To design the app effectively, those with the disease played a key role in the process. Of those participants, large improvements were seen. The control group in the research walked just 60 minutes per week, but those who used the app were able to more than double their training time to 150 minutes per week.
Known as Australia’s first robot-powered therapy centre, RoboFit uses cutting-edge technology to combine physiology and physiotherapy.
RoboFit uses the assistance of ‘HAL’ the world’s first neuro-controlled exoskeleton. HAL helps to train, support and enhance the wearer’s strength.
HAL operates using electrodes. HAL reads the wearer’s bioelectric signals, interprets their intention, and then works with them to complete movements. The wearer, for example, may be able to provide 30% of the effort required for a movement––HAL can then provide the remaining 70%. Doing these movements helps remap the wearer’s neural pathways to improve mobility and movement over time.
Located in NSW, RoboFit is an exercise and physical therapy clinic specialising in a range of services.
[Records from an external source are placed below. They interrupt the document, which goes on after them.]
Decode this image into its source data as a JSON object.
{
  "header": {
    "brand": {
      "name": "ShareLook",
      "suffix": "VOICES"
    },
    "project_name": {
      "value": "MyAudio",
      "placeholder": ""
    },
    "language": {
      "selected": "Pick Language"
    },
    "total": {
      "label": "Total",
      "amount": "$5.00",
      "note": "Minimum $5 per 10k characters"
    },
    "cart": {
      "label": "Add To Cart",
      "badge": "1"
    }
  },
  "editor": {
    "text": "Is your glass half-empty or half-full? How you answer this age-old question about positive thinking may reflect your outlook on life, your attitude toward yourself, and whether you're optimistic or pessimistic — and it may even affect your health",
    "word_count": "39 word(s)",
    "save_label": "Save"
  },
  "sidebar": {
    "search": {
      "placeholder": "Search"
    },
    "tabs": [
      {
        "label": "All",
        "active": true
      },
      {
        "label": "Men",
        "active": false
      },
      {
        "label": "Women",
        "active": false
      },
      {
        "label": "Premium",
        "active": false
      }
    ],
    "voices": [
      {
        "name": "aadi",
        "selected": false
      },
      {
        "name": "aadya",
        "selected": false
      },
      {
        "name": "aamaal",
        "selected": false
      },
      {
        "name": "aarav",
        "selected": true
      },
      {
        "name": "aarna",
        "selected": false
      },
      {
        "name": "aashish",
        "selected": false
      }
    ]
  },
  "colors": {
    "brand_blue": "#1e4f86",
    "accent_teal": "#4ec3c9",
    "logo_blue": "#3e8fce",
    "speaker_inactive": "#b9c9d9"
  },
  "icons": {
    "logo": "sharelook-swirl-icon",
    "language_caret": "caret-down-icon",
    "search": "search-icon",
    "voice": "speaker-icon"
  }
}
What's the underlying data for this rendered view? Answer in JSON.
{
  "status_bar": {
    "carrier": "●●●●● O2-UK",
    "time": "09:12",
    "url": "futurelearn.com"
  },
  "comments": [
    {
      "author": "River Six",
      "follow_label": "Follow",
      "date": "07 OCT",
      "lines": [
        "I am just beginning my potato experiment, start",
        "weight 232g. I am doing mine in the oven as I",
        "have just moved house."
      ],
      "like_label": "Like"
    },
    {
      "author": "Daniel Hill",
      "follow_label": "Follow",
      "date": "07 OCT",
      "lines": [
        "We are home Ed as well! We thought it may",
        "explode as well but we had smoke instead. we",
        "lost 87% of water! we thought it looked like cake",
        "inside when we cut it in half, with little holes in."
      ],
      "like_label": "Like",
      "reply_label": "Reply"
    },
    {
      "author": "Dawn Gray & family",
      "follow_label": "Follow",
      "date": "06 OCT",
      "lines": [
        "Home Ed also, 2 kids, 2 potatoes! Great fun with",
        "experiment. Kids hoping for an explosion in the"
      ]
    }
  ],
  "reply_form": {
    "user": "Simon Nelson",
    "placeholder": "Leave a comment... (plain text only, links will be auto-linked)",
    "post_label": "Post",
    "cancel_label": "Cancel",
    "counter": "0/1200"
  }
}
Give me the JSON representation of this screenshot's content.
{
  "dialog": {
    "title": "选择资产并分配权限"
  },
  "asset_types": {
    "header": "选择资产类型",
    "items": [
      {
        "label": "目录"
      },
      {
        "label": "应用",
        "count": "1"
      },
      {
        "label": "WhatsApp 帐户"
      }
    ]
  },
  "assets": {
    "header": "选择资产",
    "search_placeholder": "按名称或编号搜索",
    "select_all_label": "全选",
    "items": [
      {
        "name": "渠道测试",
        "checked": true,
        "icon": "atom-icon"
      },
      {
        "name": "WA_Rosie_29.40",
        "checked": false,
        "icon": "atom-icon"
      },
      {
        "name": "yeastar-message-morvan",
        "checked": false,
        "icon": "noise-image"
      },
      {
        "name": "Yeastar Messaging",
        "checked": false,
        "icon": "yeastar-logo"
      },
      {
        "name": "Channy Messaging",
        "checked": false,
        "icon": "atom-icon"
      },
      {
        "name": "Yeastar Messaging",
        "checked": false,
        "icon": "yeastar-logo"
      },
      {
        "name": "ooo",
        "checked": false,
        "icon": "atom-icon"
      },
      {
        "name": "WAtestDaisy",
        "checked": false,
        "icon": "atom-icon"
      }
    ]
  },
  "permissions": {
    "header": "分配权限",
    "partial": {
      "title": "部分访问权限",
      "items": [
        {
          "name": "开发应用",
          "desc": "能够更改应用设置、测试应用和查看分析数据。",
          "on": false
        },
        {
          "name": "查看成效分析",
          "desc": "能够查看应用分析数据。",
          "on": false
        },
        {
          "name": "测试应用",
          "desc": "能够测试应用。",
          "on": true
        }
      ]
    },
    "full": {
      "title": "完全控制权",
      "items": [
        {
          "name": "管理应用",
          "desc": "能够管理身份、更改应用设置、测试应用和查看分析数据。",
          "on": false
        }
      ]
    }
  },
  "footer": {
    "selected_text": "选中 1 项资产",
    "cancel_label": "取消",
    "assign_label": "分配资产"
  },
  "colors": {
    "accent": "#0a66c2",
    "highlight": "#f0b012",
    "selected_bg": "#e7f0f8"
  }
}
They assist those living with neurological or musculoskeletal conditions including:
- Spinal cord injury
- Brain injury
- Parkinson’s disease
- Multiple sclerosis
- Cerebral Palsy
The results are very promising. Take participant Dan, for example. Over a 4 week block period, Dan’s 6-minute walking test distance doubled from 75m to 150m with assistance, and increased by a further 20% in week eight to 180 metres.
To help those with complex communication and physical needs, Control Bionics offers a suite of assistive technology.
Now, with the rise of AI and Internet of Things (IoT) devices, they’re offering a world-first product.
For some––such as those who experience motor neurone disease, multiple sclerosis, spinal muscular atrophy, and cerebral palsy––using a typical wheelchair is challenging or even impossible.
DROVE is an Australian-made, world-first autonomous wheelchair that allows users to navigate their wheelchair within the home without the need for a joystick. The DROVE wheelchair can instead be operated by touch, switch and/or eye gaze access methods on their existing AAC device. With an advanced camera system, the user simply needs to select the pre-defined destination they would like to go to and DROVE can safely drive without any other input from the user.
Launching in 2023, DROVE is a registered NDIS provider with 24/7 technical support.
We’re here to help
Have a question about whether assistive technology is part of your NDIS plan? Reach out to our friendly team. We’re only too happy to support you.
Contact us today on 1300 60 33 89 or send us an email firstname.lastname@example.org.